All that was left for Uniontown - and for the rest of the nation - was the verdict.
March 15th, 1883: “A TRAVESTY OF JUSTICE.” That’s the kind of headline the nation’s newspaper readers found regarding the not guilty verdict handed to N.L. Dukes that day. The Fitchburg (Mass.) Daily Sentinel reported that the judge in the case expressed disappointment at the verdict, and that an angry crowd carrying effigies of Dukes and the jurors were headed to the court house.

“TWELVE INFAMOUS MEN,” was the headline in the Titusville (Pa.) Morning Herald. The story below it indicated that everybody in Uniontown was on the streets. It also mentioned that a group of people carrying an effigy of Dukes were singing “we will hang Dukes’ body on a sour apple tree.” They hung that effigy only few doors away from the room in which he was staying, and under guard by the sheriff.

On March 17th, the Newark (Ohio) Daily Journal reported that anger over the verdict had turned into violence. A juror in the trial had been beaten so badly in the streets of Belle Vernon, “that his life is despaired of.”

On March 22nd, the Richmond (Ohio) Gazette reported that Dukes’ seat in the Pennsylvania legislature had been vacated.

On March 26th, the Oshkosh Northwestern reported that an “Indignation Meeting” had been formed, and “they gave him (Dukes) 24 hours to transact business and leave town. If he attempts to remain it is thought there will be trouble.”

Meanwhile, newspapers began reporting the mysterious nature of Dukes, the sheriff and all of the jury members being Democrats, while the murdered man was a Republican.
Such information fueled even more bitterness.

On April 4th, the Waterloo (Ia.) Courier reported that Dukes failed to heed the warning to leave town. That Nutt’s eldest son (James) and his defamed daughter (Lizzie) “were watching for an opportunity to kill Dukes.”

On April 6th, the Philadelphia Press editorialized that “the severest sentence that can be imposed on Dukes is to close all doors upon him, and send him forth a moral leper, disowned at home and despised aboard.

While the Fayette County Bar was in the process of having him disbarred, there were rumors that Dukes would appear around town - dressed as a woman.

Dressed as a woman or otherwise, the Dunkirk/Chautauqua County Evening Observer reported on April 18th, that Nutt’s 15 year-old daughter “threw a cobble stone at Dukes,” when she saw him on the street. A cobble stone, as it turned out, was the least of Dukes’ worries.

On June 14th, the New York Times reported that at 7:35 P.M. near Uniontown’s “round corner,” A.C. Nutt’s eldest son, James, pulled a revolver and killed Dukes.

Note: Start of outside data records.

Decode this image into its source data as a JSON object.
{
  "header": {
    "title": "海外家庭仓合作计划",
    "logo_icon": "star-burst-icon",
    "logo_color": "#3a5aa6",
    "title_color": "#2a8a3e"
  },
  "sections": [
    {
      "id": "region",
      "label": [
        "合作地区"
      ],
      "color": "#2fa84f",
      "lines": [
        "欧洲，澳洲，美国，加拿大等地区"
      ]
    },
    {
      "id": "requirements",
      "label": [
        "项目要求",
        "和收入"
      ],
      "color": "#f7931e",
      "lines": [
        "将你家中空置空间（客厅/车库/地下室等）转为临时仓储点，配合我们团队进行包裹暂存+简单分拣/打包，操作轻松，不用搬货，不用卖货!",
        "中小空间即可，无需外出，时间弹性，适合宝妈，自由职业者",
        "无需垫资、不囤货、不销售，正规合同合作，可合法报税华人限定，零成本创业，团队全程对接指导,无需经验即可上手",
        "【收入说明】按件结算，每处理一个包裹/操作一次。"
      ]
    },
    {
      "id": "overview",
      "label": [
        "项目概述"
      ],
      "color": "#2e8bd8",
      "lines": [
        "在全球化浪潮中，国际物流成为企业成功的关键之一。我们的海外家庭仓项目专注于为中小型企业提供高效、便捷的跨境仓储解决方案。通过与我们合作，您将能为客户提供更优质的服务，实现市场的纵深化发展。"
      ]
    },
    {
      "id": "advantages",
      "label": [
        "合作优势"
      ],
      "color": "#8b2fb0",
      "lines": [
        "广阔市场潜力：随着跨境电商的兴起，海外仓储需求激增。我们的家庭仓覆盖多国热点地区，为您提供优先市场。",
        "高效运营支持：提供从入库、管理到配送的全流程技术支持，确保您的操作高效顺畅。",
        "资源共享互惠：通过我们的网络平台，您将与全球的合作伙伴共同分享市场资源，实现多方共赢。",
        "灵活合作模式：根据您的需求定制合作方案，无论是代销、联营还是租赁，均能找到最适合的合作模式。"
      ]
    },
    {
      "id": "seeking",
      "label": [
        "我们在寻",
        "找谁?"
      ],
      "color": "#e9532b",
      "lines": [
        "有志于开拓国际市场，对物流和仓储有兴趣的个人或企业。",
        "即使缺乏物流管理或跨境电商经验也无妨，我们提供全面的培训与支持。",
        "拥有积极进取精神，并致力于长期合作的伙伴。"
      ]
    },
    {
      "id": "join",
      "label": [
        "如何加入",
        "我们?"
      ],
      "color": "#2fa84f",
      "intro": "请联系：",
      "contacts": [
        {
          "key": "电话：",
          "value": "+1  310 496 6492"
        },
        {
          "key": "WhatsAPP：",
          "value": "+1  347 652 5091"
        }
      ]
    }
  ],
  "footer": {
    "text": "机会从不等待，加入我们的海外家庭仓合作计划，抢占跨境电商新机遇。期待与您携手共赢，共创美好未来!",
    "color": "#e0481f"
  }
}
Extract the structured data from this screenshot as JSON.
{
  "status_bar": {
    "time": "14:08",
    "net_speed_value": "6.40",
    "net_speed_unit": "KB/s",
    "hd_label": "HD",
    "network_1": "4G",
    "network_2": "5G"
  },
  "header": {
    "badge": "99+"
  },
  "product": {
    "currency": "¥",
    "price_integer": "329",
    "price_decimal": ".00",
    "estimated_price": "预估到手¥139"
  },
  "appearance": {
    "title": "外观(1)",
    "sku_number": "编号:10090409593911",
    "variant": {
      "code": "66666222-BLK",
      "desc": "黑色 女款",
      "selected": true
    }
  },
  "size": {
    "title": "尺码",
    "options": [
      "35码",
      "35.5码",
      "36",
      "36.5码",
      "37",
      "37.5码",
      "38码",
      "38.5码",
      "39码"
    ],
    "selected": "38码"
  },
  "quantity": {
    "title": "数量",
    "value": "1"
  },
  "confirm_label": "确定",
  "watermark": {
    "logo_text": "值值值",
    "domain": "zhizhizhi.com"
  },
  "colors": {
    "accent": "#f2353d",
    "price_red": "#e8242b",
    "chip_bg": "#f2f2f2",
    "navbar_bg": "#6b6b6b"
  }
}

When confronted by a nearby police officer, Nutt’s response was, “I could not help it.”

Yet, there is far more to the story. I’ll detail young James Nutt’s trial and the bizarre aftermath next week.